The report, from think-tank SNS, says that Sweden’s media “has power without responsibility and responsibility without power”. There is no effective definition of who is responsible for decisions on ethical questions, it argues.
Regulatory organisations are characterised as weak, and lacking effective sanctions to deal with those that break the rules.
Hard competition between media in Sweden has put journalists and media organisations under pressure, the report’s authors say. The rules that govern the media’s conduct are out of date, having failed to keep up with globalisation, and technical innovations such as the internet.
The study makes a range of suggestions for how the media can improve its standing. It is argued that the way newspapers and broadcasters work is too secretive, and needs to be opened up for public scrutiny. Another conclusion is that journalists should “sharpen their professional ethics code.”
The report also touches on the role of special interest groups in the Swedish media.

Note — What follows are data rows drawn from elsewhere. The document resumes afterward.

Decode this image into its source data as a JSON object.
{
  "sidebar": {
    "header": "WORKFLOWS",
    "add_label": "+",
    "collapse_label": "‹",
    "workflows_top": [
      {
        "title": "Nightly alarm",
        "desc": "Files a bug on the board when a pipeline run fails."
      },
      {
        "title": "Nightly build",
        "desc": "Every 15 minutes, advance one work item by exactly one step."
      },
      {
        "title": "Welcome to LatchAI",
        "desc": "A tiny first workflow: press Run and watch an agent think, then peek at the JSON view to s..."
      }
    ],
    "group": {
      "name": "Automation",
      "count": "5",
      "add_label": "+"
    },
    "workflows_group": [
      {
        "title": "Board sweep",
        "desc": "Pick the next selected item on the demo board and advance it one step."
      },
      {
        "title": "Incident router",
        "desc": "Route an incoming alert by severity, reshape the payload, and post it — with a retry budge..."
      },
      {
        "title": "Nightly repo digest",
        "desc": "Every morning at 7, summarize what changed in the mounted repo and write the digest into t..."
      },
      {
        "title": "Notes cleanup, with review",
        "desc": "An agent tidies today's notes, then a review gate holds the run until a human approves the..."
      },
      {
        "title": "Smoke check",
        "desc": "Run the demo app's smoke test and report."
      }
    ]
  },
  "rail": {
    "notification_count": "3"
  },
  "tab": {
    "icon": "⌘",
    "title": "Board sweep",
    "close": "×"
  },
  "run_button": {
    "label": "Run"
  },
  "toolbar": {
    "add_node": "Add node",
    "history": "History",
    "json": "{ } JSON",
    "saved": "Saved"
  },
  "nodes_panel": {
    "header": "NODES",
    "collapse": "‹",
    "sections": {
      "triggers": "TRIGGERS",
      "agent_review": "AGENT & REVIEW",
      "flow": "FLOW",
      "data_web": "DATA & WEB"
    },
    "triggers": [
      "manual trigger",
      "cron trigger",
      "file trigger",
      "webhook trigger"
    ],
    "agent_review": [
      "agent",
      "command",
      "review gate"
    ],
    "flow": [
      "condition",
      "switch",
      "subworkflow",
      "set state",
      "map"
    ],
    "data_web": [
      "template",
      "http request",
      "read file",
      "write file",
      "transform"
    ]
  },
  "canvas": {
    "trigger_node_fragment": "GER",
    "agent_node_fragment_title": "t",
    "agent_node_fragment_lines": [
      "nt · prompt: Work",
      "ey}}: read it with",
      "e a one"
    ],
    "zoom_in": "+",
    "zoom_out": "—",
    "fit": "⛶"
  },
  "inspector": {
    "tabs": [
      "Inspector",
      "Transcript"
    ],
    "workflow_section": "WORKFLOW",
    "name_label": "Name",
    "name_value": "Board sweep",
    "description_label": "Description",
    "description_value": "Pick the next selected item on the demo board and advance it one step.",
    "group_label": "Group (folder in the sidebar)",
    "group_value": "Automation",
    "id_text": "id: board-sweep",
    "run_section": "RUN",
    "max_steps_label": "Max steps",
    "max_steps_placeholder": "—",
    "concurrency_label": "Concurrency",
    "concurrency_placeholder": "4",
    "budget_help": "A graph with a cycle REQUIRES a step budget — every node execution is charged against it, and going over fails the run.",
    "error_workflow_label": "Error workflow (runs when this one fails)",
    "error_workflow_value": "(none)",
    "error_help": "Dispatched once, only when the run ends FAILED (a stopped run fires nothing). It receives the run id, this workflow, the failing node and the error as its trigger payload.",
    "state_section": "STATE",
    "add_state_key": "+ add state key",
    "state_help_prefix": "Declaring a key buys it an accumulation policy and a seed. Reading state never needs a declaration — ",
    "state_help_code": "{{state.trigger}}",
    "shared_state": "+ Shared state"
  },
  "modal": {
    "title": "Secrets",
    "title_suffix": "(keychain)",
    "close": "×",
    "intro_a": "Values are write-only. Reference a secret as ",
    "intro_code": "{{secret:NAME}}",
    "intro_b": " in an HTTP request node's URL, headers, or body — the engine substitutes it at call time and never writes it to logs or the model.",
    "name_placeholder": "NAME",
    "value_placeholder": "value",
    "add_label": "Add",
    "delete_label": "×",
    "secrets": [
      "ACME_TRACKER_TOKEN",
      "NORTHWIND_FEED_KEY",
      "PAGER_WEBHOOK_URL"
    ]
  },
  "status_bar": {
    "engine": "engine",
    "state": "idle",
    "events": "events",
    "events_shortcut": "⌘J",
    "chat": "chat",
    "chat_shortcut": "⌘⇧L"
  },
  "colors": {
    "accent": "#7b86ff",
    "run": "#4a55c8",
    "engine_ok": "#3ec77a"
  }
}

It points out that such groups try to influence media coverage, and argues that “there should be respect for free and independent journalism.”
The media’s integrity needs to be protected from “pressure from outside forces of a commercial, political and populistic nature,” it says.
The authors say that the role of the media has a “direct connection to the debate about the future of democracy.”